- 2014: Each of the medalists do one quad in their short programs. Gold and silver medalists Yuzuru Hanyu and Patrick Chan, respectively, each have two quads in their free skate and Denis Ten (bronze medalist) features one.
Since Sochi, quads have become even more vital to gold medal-winning power for men’s programs. Spain’s Javier Fernandez was fourth in 2014 with three total quads, but won back-to-back world championship titles in 2015 and 2016. His programs at those championships had four and five quads, respectively.
When Nathan Chen won his first U.S. title in 2017, his short program had two quads and his free skate produced five quads. At the world championships a few weeks later, he finished in sixth place – his short program again had two quads, but that time, his free skate included a record six quads.
Chen is the first skater to land all five quads in competition: loop, toeloop, flip, Salchow, and Lutz. Nobody does a quad Axel (yet), which is four and a half rotations.
A major question looming over the men’s field in PyeongChang remains: How many quads will it take to win Olympic gold?
Can women do quads?
Miki Ando of Japan remains the only ladies skater to perform a quad in competition. She landed a quad Salchow at the 2002 Junior Grand Prix Final. Ando was the world junior champion in 2004, the world champion twice in 2007 and 2011, and her highest finish at an Olympic Games was fifth in 2010.
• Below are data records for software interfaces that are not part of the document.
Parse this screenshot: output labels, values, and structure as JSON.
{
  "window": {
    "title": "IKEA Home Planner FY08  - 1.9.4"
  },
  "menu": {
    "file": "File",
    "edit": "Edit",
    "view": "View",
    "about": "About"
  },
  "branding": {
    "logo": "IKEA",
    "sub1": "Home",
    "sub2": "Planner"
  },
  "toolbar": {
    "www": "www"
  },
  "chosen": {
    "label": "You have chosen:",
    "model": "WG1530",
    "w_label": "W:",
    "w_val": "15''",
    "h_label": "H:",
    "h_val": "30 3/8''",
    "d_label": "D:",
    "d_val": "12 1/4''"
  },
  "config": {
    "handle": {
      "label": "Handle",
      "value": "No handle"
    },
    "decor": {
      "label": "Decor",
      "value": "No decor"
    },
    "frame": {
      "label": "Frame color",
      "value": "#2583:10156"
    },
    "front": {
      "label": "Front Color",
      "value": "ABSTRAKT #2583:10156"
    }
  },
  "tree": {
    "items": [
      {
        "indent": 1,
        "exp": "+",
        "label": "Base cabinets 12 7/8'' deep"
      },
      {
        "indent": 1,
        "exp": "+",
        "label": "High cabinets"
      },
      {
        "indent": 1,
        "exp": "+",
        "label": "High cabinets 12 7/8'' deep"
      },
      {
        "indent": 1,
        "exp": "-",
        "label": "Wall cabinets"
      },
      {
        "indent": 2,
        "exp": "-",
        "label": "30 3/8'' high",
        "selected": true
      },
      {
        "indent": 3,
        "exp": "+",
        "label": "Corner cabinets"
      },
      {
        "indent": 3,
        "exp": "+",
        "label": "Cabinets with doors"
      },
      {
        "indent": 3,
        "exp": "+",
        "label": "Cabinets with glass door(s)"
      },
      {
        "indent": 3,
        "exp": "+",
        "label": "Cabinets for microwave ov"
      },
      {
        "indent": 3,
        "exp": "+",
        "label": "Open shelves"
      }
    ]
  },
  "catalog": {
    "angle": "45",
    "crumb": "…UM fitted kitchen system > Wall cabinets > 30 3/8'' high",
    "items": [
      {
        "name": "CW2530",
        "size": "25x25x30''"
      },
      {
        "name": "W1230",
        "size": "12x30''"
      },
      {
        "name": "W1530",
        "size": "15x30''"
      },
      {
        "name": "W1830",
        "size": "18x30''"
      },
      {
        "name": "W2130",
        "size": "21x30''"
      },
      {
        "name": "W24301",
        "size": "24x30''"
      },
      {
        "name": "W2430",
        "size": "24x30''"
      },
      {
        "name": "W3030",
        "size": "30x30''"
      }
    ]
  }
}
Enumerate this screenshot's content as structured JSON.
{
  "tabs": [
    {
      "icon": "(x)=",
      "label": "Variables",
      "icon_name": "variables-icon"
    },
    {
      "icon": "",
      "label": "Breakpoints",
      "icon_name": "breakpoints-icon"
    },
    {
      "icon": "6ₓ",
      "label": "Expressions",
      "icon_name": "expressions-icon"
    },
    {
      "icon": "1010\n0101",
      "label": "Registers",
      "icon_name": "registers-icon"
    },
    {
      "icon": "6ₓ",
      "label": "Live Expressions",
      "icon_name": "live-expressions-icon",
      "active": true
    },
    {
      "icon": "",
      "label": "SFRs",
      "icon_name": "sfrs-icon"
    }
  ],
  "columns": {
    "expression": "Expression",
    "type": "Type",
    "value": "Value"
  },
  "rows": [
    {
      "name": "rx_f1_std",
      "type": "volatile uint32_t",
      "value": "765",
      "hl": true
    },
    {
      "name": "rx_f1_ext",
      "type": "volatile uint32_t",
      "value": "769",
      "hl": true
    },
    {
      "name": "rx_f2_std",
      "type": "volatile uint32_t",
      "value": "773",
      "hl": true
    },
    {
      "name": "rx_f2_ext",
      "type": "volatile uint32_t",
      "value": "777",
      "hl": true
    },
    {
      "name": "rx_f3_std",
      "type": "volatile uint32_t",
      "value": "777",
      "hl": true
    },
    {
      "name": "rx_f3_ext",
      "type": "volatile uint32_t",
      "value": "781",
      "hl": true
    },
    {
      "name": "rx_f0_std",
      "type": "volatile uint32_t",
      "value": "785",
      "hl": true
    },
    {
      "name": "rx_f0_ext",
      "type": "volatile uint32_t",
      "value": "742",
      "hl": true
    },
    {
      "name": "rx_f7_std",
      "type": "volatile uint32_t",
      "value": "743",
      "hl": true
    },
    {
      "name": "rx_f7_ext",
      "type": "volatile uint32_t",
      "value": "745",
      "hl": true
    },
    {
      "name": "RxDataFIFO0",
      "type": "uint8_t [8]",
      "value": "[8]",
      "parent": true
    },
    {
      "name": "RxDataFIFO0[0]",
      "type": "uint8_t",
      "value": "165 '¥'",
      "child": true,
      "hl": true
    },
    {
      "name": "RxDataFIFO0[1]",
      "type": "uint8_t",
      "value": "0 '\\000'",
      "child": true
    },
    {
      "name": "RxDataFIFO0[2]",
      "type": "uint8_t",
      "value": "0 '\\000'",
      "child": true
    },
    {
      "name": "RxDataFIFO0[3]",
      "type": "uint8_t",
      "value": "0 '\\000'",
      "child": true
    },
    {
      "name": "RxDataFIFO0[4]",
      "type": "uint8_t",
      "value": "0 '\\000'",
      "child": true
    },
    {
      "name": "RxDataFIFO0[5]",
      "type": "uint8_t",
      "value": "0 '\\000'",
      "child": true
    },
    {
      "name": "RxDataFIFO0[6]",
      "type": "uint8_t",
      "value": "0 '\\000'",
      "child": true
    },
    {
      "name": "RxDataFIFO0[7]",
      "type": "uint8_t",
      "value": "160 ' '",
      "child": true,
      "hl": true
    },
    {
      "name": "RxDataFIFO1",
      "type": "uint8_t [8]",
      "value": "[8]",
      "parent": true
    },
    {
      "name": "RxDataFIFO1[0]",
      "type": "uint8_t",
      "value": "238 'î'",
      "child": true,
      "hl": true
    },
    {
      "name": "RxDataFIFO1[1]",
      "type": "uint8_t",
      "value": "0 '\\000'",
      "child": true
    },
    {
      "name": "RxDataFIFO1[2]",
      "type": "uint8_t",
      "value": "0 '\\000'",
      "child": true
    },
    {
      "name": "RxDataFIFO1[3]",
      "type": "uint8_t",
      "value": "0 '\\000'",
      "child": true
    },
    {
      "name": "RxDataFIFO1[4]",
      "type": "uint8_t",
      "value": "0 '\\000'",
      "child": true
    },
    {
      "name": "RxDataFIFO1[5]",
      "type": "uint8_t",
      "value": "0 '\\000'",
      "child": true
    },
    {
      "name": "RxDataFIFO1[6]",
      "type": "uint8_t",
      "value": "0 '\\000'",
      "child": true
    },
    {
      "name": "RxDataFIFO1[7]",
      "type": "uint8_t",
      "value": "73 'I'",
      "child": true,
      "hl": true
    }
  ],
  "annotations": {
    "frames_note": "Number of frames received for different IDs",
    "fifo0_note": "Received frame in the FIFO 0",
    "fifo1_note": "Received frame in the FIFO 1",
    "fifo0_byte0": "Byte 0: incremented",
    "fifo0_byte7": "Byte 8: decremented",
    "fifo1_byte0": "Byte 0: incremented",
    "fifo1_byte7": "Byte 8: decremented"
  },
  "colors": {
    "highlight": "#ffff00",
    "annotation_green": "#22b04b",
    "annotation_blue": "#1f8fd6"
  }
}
Kazakhstan’s Elizabet Tursynbaeva has teased audiences with clean quad attempts in practice. She even discussed working on the jump for the Olympic season in an interview following her performance at the 2017 World Championships.
“Right now I’m working on a quad Sal[chow],” Tursynbaeva told correspondent Charlie White, the 2014 Olympic ice dance gold medalist. “I’ll keep working hard to get better for next season.”
Team USA’s Ashley Wagner stayed realistic while explaining the reality of women doing quads in competition during a Reddit “Ask Me Anything” session over the summer.
“Hey, here is the thing,” she wrote response to a question asking if women’s quads were possible. “At a certain point physics comes into play with what the human body is capable of doing. I think with the younger women coming up in the sport, triple Axels and quads are definitely something that is on the horizon. We all know what happens when someone matures and physically that just makes it very, very tough on the body, but you see awesome chicks like Mirai Nagasu going for the triple Axel so it is definitely possible!”